**WHAT NEEDS TO BE DONE:**
Set down the material exactly, keeping every line whole.

**DATA TO USE:**
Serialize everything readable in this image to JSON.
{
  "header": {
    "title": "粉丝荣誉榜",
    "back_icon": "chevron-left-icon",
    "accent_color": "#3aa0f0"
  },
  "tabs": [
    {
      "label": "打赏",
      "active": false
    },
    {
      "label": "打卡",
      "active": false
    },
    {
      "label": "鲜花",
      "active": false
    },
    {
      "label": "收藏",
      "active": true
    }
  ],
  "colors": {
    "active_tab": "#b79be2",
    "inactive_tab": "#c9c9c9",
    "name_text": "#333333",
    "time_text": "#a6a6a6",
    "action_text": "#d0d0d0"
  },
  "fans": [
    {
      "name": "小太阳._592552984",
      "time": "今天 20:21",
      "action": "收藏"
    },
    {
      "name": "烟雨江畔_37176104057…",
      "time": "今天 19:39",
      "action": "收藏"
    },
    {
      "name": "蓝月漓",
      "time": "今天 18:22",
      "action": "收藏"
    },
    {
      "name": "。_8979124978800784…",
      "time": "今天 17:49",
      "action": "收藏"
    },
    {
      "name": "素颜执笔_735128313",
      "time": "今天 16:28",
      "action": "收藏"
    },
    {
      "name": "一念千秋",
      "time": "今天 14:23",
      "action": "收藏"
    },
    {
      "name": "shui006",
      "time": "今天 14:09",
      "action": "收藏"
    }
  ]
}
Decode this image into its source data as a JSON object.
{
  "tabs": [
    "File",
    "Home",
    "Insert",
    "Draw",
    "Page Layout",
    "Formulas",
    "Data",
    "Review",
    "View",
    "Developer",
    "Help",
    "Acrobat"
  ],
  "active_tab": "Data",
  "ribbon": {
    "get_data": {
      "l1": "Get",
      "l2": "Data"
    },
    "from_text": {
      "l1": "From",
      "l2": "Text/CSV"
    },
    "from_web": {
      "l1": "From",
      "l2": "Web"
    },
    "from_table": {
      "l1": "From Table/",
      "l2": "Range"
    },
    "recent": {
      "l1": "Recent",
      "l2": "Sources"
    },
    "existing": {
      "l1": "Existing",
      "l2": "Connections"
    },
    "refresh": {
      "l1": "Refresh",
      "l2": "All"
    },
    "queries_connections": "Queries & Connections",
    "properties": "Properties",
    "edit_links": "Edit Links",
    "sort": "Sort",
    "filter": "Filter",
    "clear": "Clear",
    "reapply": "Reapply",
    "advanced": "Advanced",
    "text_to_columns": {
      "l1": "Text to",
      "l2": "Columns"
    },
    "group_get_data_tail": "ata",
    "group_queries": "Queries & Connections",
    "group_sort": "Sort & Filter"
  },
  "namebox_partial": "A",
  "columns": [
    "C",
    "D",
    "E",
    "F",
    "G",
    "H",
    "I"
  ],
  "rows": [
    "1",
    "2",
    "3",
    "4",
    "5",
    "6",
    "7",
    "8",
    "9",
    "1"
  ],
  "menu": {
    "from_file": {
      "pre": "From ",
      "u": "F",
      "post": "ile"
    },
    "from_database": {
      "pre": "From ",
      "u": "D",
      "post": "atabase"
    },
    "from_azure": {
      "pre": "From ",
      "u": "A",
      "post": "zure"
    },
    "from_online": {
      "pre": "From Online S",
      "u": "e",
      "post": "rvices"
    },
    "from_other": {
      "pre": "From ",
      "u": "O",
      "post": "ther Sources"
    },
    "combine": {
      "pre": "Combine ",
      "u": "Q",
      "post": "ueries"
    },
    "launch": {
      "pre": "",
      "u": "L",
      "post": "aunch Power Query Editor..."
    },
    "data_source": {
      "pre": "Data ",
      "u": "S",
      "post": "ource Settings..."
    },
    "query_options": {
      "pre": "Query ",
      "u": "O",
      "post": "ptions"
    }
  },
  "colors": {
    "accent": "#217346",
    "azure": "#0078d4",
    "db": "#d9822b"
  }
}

**YOUR RESPONSE:**
Serialize everything readable in this image to JSON.
{
  "header": {
    "title": "粉丝荣誉榜",
    "back_icon": "chevron-left-icon",
    "accent_color": "#3aa0f0"
  },
  "tabs": [
    {
      "label": "打赏",
      "active": false
    },
    {
      "label": "打卡",
      "active": false
    },
    {
      "label": "鲜花",
      "active": false
    },
    {
      "label": "收藏",
      "active": true
    }
  ],
  "colors": {
    "active_tab": "#b79be2",
    "inactive_tab": "#c9c9c9",
    "name_text": "#333333",
    "time_text": "#a6a6a6",
    "action_text": "#d0d0d0"
  },
  "fans": [
    {
      "name": "小太阳._592552984",
      "time": "今天 20:21",
      "action": "收藏"
    },
    {
      "name": "烟雨江畔_37176104057…",
      "time": "今天 19:39",
      "action": "收藏"
    },
    {
      "name": "蓝月漓",
      "time": "今天 18:22",
      "action": "收藏"
    },
    {
      "name": "。_8979124978800784…",
      "time": "今天 17:49",
      "action": "收藏"
    },
    {
      "name": "素颜执笔_735128313",
      "time": "今天 16:28",
      "action": "收藏"
    },
    {
      "name": "一念千秋",
      "time": "今天 14:23",
      "action": "收藏"
    },
    {
      "name": "shui006",
      "time": "今天 14:09",
      "action": "收藏"
    }
  ]
}
Decode this image into its source data as a JSON object.
{
  "tabs": [
    "File",
    "Home",
    "Insert",
    "Draw",
    "Page Layout",
    "Formulas",
    "Data",
    "Review",
    "View",
    "Developer",
    "Help",
    "Acrobat"
  ],
  "active_tab": "Data",
  "ribbon": {
    "get_data": {
      "l1": "Get",
      "l2": "Data"
    },
    "from_text": {
      "l1": "From",
      "l2": "Text/CSV"
    },
    "from_web": {
      "l1": "From",
      "l2": "Web"
    },
    "from_table": {
      "l1": "From Table/",
      "l2": "Range"
    },
    "recent": {
      "l1": "Recent",
      "l2": "Sources"
    },
    "existing": {
      "l1": "Existing",
      "l2": "Connections"
    },
    "refresh": {
      "l1": "Refresh",
      "l2": "All"
    },
    "queries_connections": "Queries & Connections",
    "properties": "Properties",
    "edit_links": "Edit Links",
    "sort": "Sort",
    "filter": "Filter",
    "clear": "Clear",
    "reapply": "Reapply",
    "advanced": "Advanced",
    "text_to_columns": {
      "l1": "Text to",
      "l2": "Columns"
    },
    "group_get_data_tail": "ata",
    "group_queries": "Queries & Connections",
    "group_sort": "Sort & Filter"
  },
  "namebox_partial": "A",
  "columns": [
    "C",
    "D",
    "E",
    "F",
    "G",
    "H",
    "I"
  ],
  "rows": [
    "1",
    "2",
    "3",
    "4",
    "5",
    "6",
    "7",
    "8",
    "9",
    "1"
  ],
  "menu": {
    "from_file": {
      "pre": "From ",
      "u": "F",
      "post": "ile"
    },
    "from_database": {
      "pre": "From ",
      "u": "D",
      "post": "atabase"
    },
    "from_azure": {
      "pre": "From ",
      "u": "A",
      "post": "zure"
    },
    "from_online": {
      "pre": "From Online S",
      "u": "e",
      "post": "rvices"
    },
    "from_other": {
      "pre": "From ",
      "u": "O",
      "post": "ther Sources"
    },
    "combine": {
      "pre": "Combine ",
      "u": "Q",
      "post": "ueries"
    },
    "launch": {
      "pre": "",
      "u": "L",
      "post": "aunch Power Query Editor..."
    },
    "data_source": {
      "pre": "Data ",
      "u": "S",
      "post": "ource Settings..."
    },
    "query_options": {
      "pre": "Query ",
      "u": "O",
      "post": "ptions"
    }
  },
  "colors": {
    "accent": "#217346",
    "azure": "#0078d4",
    "db": "#d9822b"
  }
}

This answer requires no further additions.